◆ Task directions ◆
Copy every line below that has the word "SmartAudio" in it.

◆ Given records ◆
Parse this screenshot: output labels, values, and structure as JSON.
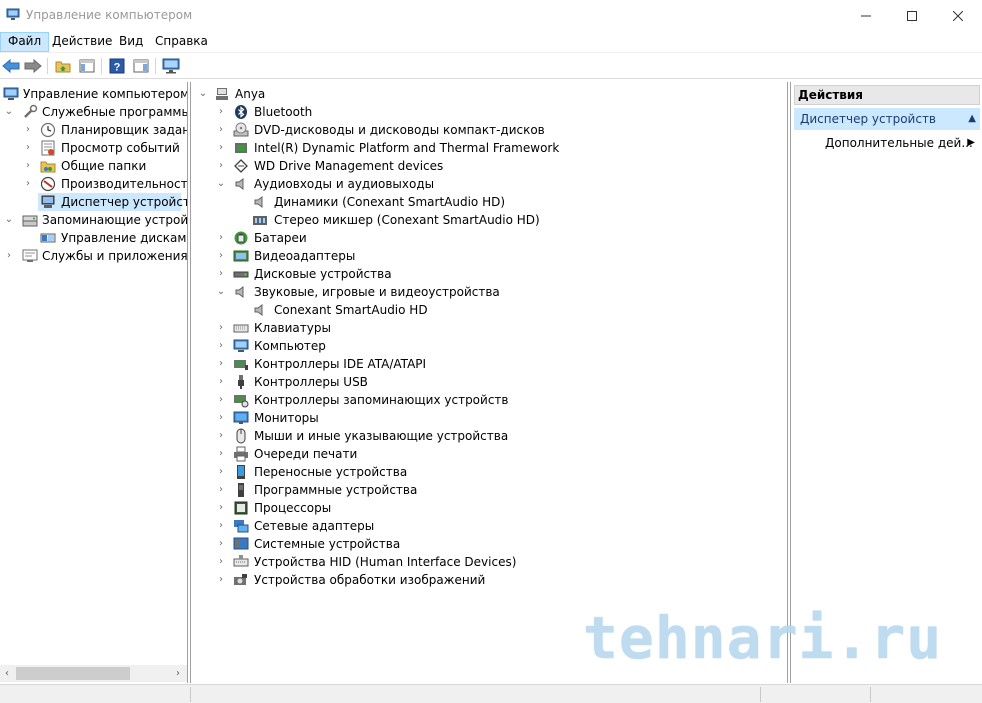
{
  "window": {
    "title": "Управление компьютером",
    "minimize_label": "minimize",
    "maximize_label": "maximize",
    "close_label": "close"
  },
  "menubar": {
    "items": [
      {
        "label": "Файл"
      },
      {
        "label": "Действие"
      },
      {
        "label": "Вид"
      },
      {
        "label": "Справка"
      }
    ]
  },
  "toolbar": {
    "buttons": [
      "back-arrow-icon",
      "forward-arrow-icon",
      "up-folder-icon",
      "show-hide-console-tree-icon",
      "help-icon",
      "action-pane-icon",
      "monitor-icon"
    ]
  },
  "left_tree": {
    "root": "Управление компьютером (л",
    "items": [
      {
        "label": "Служебные программы",
        "level": 1,
        "expanded": true
      },
      {
        "label": "Планировщик заданий",
        "level": 2
      },
      {
        "label": "Просмотр событий",
        "level": 2
      },
      {
        "label": "Общие папки",
        "level": 2
      },
      {
        "label": "Производительность",
        "level": 2
      },
      {
        "label": "Диспетчер устройств",
        "level": 2,
        "selected": true
      },
      {
        "label": "Запоминающие устройст",
        "level": 1,
        "expanded": true
      },
      {
        "label": "Управление дисками",
        "level": 2
      },
      {
        "label": "Службы и приложения",
        "level": 1
      }
    ]
  },
  "device_tree": {
    "root": "Anya",
    "items": [
      {
        "label": "Bluetooth",
        "icon": "bluetooth-icon"
      },
      {
        "label": "DVD-дисководы и дисководы компакт-дисков",
        "icon": "dvd-icon"
      },
      {
        "label": "Intel(R) Dynamic Platform and Thermal Framework",
        "icon": "chip-icon"
      },
      {
        "label": "WD Drive Management devices",
        "icon": "diamond-icon"
      },
      {
        "label": "Аудиовходы и аудиовыходы",
        "icon": "speaker-icon",
        "expanded": true
      },
      {
        "label": "Динамики (Conexant SmartAudio HD)",
        "icon": "speaker-icon",
        "child": true
      },
      {
        "label": "Стерео микшер (Conexant SmartAudio HD)",
        "icon": "mixer-icon",
        "child": true
      },
      {
        "label": "Батареи",
        "icon": "battery-icon"
      },
      {
        "label": "Видеоадаптеры",
        "icon": "display-adapter-icon"
      },
      {
        "label": "Дисковые устройства",
        "icon": "disk-icon"
      },
      {
        "label": "Звуковые, игровые и видеоустройства",
        "icon": "speaker-icon",
        "expanded": true
      },
      {
        "label": "Conexant SmartAudio HD",
        "icon": "speaker-icon",
        "child": true
      },
      {
        "label": "Клавиатуры",
        "icon": "keyboard-icon"
      },
      {
        "label": "Компьютер",
        "icon": "computer-icon"
      },
      {
        "label": "Контроллеры IDE ATA/ATAPI",
        "icon": "ide-controller-icon"
      },
      {
        "label": "Контроллеры USB",
        "icon": "usb-icon"
      },
      {
        "label": "Контроллеры запоминающих устройств",
        "icon": "storage-controller-icon"
      },
      {
        "label": "Мониторы",
        "icon": "monitor-icon"
      },
      {
        "label": "Мыши и иные указывающие устройства",
        "icon": "mouse-icon"
      },
      {
        "label": "Очереди печати",
        "icon": "printer-icon"
      },
      {
        "label": "Переносные устройства",
        "icon": "portable-device-icon"
      },
      {
        "label": "Программные устройства",
        "icon": "software-device-icon"
      },
      {
        "label": "Процессоры",
        "icon": "processor-icon"
      },
      {
        "label": "Сетевые адаптеры",
        "icon": "network-adapter-icon"
      },
      {
        "label": "Системные устройства",
        "icon": "system-device-icon"
      },
      {
        "label": "Устройства HID (Human Interface Devices)",
        "icon": "hid-icon"
      },
      {
        "label": "Устройства обработки изображений",
        "icon": "imaging-device-icon"
      }
    ]
  },
  "actions": {
    "header": "Действия",
    "section": "Диспетчер устройств",
    "item": "Дополнительные дей..."
  },
  "watermark": "tehnari.ru",
  "colors": {
    "selection": "#cce8ff",
    "accent_blue": "#1979ca",
    "watermark": "#b9d8ee"
  }
}
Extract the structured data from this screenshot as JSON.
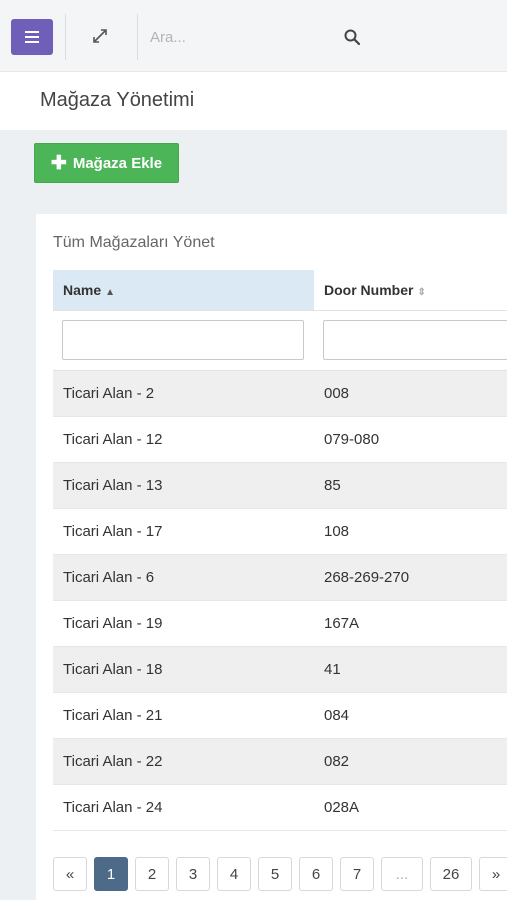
{
  "topbar": {
    "search_placeholder": "Ara..."
  },
  "header": {
    "page_title": "Mağaza Yönetimi"
  },
  "toolbar": {
    "add_store_label": "Mağaza Ekle"
  },
  "panel": {
    "title": "Tüm Mağazaları Yönet"
  },
  "table": {
    "columns": [
      "Name",
      "Door Number"
    ],
    "rows": [
      {
        "name": "Ticari Alan - 2",
        "door": "008"
      },
      {
        "name": "Ticari Alan - 12",
        "door": "079-080"
      },
      {
        "name": "Ticari Alan - 13",
        "door": "85"
      },
      {
        "name": "Ticari Alan - 17",
        "door": "108"
      },
      {
        "name": "Ticari Alan - 6",
        "door": "268-269-270"
      },
      {
        "name": "Ticari Alan - 19",
        "door": "167A"
      },
      {
        "name": "Ticari Alan - 18",
        "door": "41"
      },
      {
        "name": "Ticari Alan - 21",
        "door": "084"
      },
      {
        "name": "Ticari Alan - 22",
        "door": "082"
      },
      {
        "name": "Ticari Alan - 24",
        "door": "028A"
      }
    ]
  },
  "pagination": {
    "prev": "«",
    "pages": [
      "1",
      "2",
      "3",
      "4",
      "5",
      "6",
      "7"
    ],
    "ellipsis": "...",
    "last": "26",
    "next": "»",
    "current": "1"
  },
  "colors": {
    "menu_button": "#6f5fb8",
    "add_button": "#4cb557",
    "active_page": "#4d6a88",
    "sorted_header": "#dbe9f5"
  }
}
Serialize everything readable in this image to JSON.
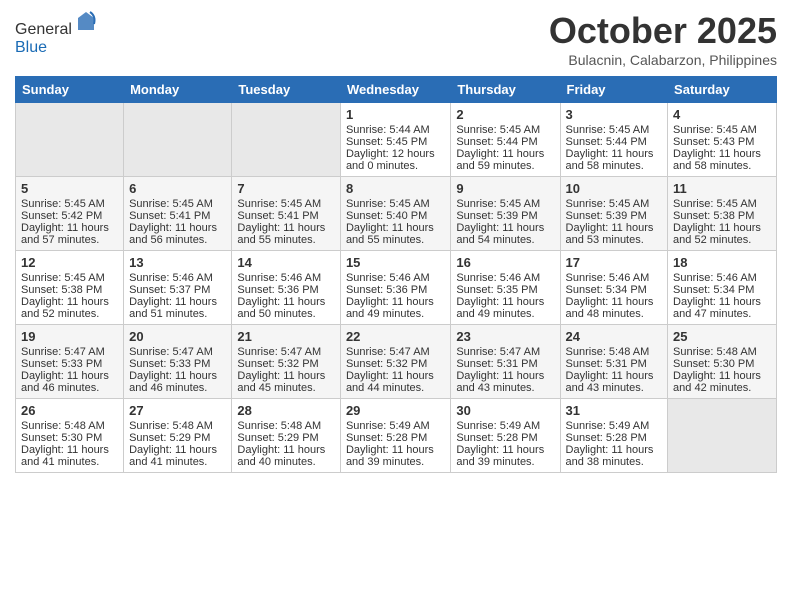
{
  "header": {
    "logo_general": "General",
    "logo_blue": "Blue",
    "month_title": "October 2025",
    "location": "Bulacnin, Calabarzon, Philippines"
  },
  "days_of_week": [
    "Sunday",
    "Monday",
    "Tuesday",
    "Wednesday",
    "Thursday",
    "Friday",
    "Saturday"
  ],
  "weeks": [
    [
      {
        "day": "",
        "sunrise": "",
        "sunset": "",
        "daylight": ""
      },
      {
        "day": "",
        "sunrise": "",
        "sunset": "",
        "daylight": ""
      },
      {
        "day": "",
        "sunrise": "",
        "sunset": "",
        "daylight": ""
      },
      {
        "day": "1",
        "sunrise": "Sunrise: 5:44 AM",
        "sunset": "Sunset: 5:45 PM",
        "daylight": "Daylight: 12 hours and 0 minutes."
      },
      {
        "day": "2",
        "sunrise": "Sunrise: 5:45 AM",
        "sunset": "Sunset: 5:44 PM",
        "daylight": "Daylight: 11 hours and 59 minutes."
      },
      {
        "day": "3",
        "sunrise": "Sunrise: 5:45 AM",
        "sunset": "Sunset: 5:44 PM",
        "daylight": "Daylight: 11 hours and 58 minutes."
      },
      {
        "day": "4",
        "sunrise": "Sunrise: 5:45 AM",
        "sunset": "Sunset: 5:43 PM",
        "daylight": "Daylight: 11 hours and 58 minutes."
      }
    ],
    [
      {
        "day": "5",
        "sunrise": "Sunrise: 5:45 AM",
        "sunset": "Sunset: 5:42 PM",
        "daylight": "Daylight: 11 hours and 57 minutes."
      },
      {
        "day": "6",
        "sunrise": "Sunrise: 5:45 AM",
        "sunset": "Sunset: 5:41 PM",
        "daylight": "Daylight: 11 hours and 56 minutes."
      },
      {
        "day": "7",
        "sunrise": "Sunrise: 5:45 AM",
        "sunset": "Sunset: 5:41 PM",
        "daylight": "Daylight: 11 hours and 55 minutes."
      },
      {
        "day": "8",
        "sunrise": "Sunrise: 5:45 AM",
        "sunset": "Sunset: 5:40 PM",
        "daylight": "Daylight: 11 hours and 55 minutes."
      },
      {
        "day": "9",
        "sunrise": "Sunrise: 5:45 AM",
        "sunset": "Sunset: 5:39 PM",
        "daylight": "Daylight: 11 hours and 54 minutes."
      },
      {
        "day": "10",
        "sunrise": "Sunrise: 5:45 AM",
        "sunset": "Sunset: 5:39 PM",
        "daylight": "Daylight: 11 hours and 53 minutes."
      },
      {
        "day": "11",
        "sunrise": "Sunrise: 5:45 AM",
        "sunset": "Sunset: 5:38 PM",
        "daylight": "Daylight: 11 hours and 52 minutes."
      }
    ],
    [
      {
        "day": "12",
        "sunrise": "Sunrise: 5:45 AM",
        "sunset": "Sunset: 5:38 PM",
        "daylight": "Daylight: 11 hours and 52 minutes."
      },
      {
        "day": "13",
        "sunrise": "Sunrise: 5:46 AM",
        "sunset": "Sunset: 5:37 PM",
        "daylight": "Daylight: 11 hours and 51 minutes."
      },
      {
        "day": "14",
        "sunrise": "Sunrise: 5:46 AM",
        "sunset": "Sunset: 5:36 PM",
        "daylight": "Daylight: 11 hours and 50 minutes."
      },
      {
        "day": "15",
        "sunrise": "Sunrise: 5:46 AM",
        "sunset": "Sunset: 5:36 PM",
        "daylight": "Daylight: 11 hours and 49 minutes."
      },
      {
        "day": "16",
        "sunrise": "Sunrise: 5:46 AM",
        "sunset": "Sunset: 5:35 PM",
        "daylight": "Daylight: 11 hours and 49 minutes."
      },
      {
        "day": "17",
        "sunrise": "Sunrise: 5:46 AM",
        "sunset": "Sunset: 5:34 PM",
        "daylight": "Daylight: 11 hours and 48 minutes."
      },
      {
        "day": "18",
        "sunrise": "Sunrise: 5:46 AM",
        "sunset": "Sunset: 5:34 PM",
        "daylight": "Daylight: 11 hours and 47 minutes."
      }
    ],
    [
      {
        "day": "19",
        "sunrise": "Sunrise: 5:47 AM",
        "sunset": "Sunset: 5:33 PM",
        "daylight": "Daylight: 11 hours and 46 minutes."
      },
      {
        "day": "20",
        "sunrise": "Sunrise: 5:47 AM",
        "sunset": "Sunset: 5:33 PM",
        "daylight": "Daylight: 11 hours and 46 minutes."
      },
      {
        "day": "21",
        "sunrise": "Sunrise: 5:47 AM",
        "sunset": "Sunset: 5:32 PM",
        "daylight": "Daylight: 11 hours and 45 minutes."
      },
      {
        "day": "22",
        "sunrise": "Sunrise: 5:47 AM",
        "sunset": "Sunset: 5:32 PM",
        "daylight": "Daylight: 11 hours and 44 minutes."
      },
      {
        "day": "23",
        "sunrise": "Sunrise: 5:47 AM",
        "sunset": "Sunset: 5:31 PM",
        "daylight": "Daylight: 11 hours and 43 minutes."
      },
      {
        "day": "24",
        "sunrise": "Sunrise: 5:48 AM",
        "sunset": "Sunset: 5:31 PM",
        "daylight": "Daylight: 11 hours and 43 minutes."
      },
      {
        "day": "25",
        "sunrise": "Sunrise: 5:48 AM",
        "sunset": "Sunset: 5:30 PM",
        "daylight": "Daylight: 11 hours and 42 minutes."
      }
    ],
    [
      {
        "day": "26",
        "sunrise": "Sunrise: 5:48 AM",
        "sunset": "Sunset: 5:30 PM",
        "daylight": "Daylight: 11 hours and 41 minutes."
      },
      {
        "day": "27",
        "sunrise": "Sunrise: 5:48 AM",
        "sunset": "Sunset: 5:29 PM",
        "daylight": "Daylight: 11 hours and 41 minutes."
      },
      {
        "day": "28",
        "sunrise": "Sunrise: 5:48 AM",
        "sunset": "Sunset: 5:29 PM",
        "daylight": "Daylight: 11 hours and 40 minutes."
      },
      {
        "day": "29",
        "sunrise": "Sunrise: 5:49 AM",
        "sunset": "Sunset: 5:28 PM",
        "daylight": "Daylight: 11 hours and 39 minutes."
      },
      {
        "day": "30",
        "sunrise": "Sunrise: 5:49 AM",
        "sunset": "Sunset: 5:28 PM",
        "daylight": "Daylight: 11 hours and 39 minutes."
      },
      {
        "day": "31",
        "sunrise": "Sunrise: 5:49 AM",
        "sunset": "Sunset: 5:28 PM",
        "daylight": "Daylight: 11 hours and 38 minutes."
      },
      {
        "day": "",
        "sunrise": "",
        "sunset": "",
        "daylight": ""
      }
    ]
  ]
}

◆ Solution ◆
        "label": "Динамики (Conexant SmartAudio HD)",
        "label": "Стерео микшер (Conexant SmartAudio HD)",
        "label": "Conexant SmartAudio HD",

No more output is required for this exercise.